Thomas Alva Edison also drew on Kabbalah and shared its views on the fundamental nature of reality. Edison believed that the building blocks of reality were not physical entities but rather fields of energy imbued with consciousness, and thus were the source of human consciousness. He said that chemistry could, indeed, prove the existence of God. Edison joined the Theosophical Society whose members studied Kabbalah and the Zohar.
Rav Ashlag opened the first ever Kabbalah Centre in Jerusalem in 1922. Rav Ashlag decided it was time that Kabbalah and Zohar were revealed to everyone and wrote the Sulam to the Zohar.
Rav Ashlag’s disciple and successor, Rav Yehuda Tzvi Brandwein, helped complete and publish Rav Ashlag’s monumental Hebrew translation and commentary. Rav Brandwein believed—as did the kabbalists before him—that the dissemination of the Zohar would remove the religious persecutions and bloodshed that had marked the landscape of humankind for thousands of years. And this would happen once the Zohar’s rich and deep texts were made comprehensible to the common person.
Max I. Dimont, in his book Jews, God and History, considered the role of the Zohar as a possible scientific catalyst. Evidence pointing to a kabbalistic connection with the likes of Sir Isaac Newton, Wilhelm Leibniz, and others had not yet emerged.
Kabbalist Rav Philip Berg became director of The Kabbalah Centre, assuming leadership from his master and teacher Rav Brandwein. Rav Berg brought to fruition the goal of his teacher and his teacher’s teacher by publishing The Writings of the Ari and the Sulam edition of the Zohar in the 1970’s and 80’s. Close to three hundred thousand sets of The Writings of the Ari and a half a million volumes of the Zohar with Ma’a lot haSulam and Sulam commentaries made it, at that time, the largest production and dissemination of Zoharic and Lurianic Kabbalistic texts since the inception of the printing press and thus, in all of history.

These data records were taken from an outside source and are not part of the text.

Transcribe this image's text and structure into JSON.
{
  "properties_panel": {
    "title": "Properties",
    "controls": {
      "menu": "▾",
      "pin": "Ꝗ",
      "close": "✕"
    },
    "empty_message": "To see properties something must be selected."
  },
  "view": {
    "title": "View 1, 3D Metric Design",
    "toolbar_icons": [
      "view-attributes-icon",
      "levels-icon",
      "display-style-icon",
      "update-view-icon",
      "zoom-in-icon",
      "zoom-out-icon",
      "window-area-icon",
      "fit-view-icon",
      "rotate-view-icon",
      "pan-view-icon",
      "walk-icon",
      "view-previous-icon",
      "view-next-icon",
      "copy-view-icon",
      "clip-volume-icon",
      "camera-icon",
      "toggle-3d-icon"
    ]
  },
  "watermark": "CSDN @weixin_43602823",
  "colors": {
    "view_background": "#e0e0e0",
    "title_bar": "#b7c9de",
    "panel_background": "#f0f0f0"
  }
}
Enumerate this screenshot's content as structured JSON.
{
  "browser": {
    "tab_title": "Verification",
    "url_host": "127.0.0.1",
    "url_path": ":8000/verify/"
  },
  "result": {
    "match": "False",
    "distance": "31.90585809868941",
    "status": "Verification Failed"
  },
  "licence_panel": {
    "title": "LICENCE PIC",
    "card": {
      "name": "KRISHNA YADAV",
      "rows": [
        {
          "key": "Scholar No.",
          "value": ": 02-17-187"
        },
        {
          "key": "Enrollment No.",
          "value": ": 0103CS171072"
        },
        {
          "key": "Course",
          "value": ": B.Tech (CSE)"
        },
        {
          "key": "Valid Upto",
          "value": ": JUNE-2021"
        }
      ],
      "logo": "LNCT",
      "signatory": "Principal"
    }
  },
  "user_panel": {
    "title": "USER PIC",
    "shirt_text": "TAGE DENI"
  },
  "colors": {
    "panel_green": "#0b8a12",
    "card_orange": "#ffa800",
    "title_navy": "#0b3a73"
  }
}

There are millions of sets of the Zohar currently in circulation worldwide.
Learn more about how you can receive your free copy of the Zohar, here.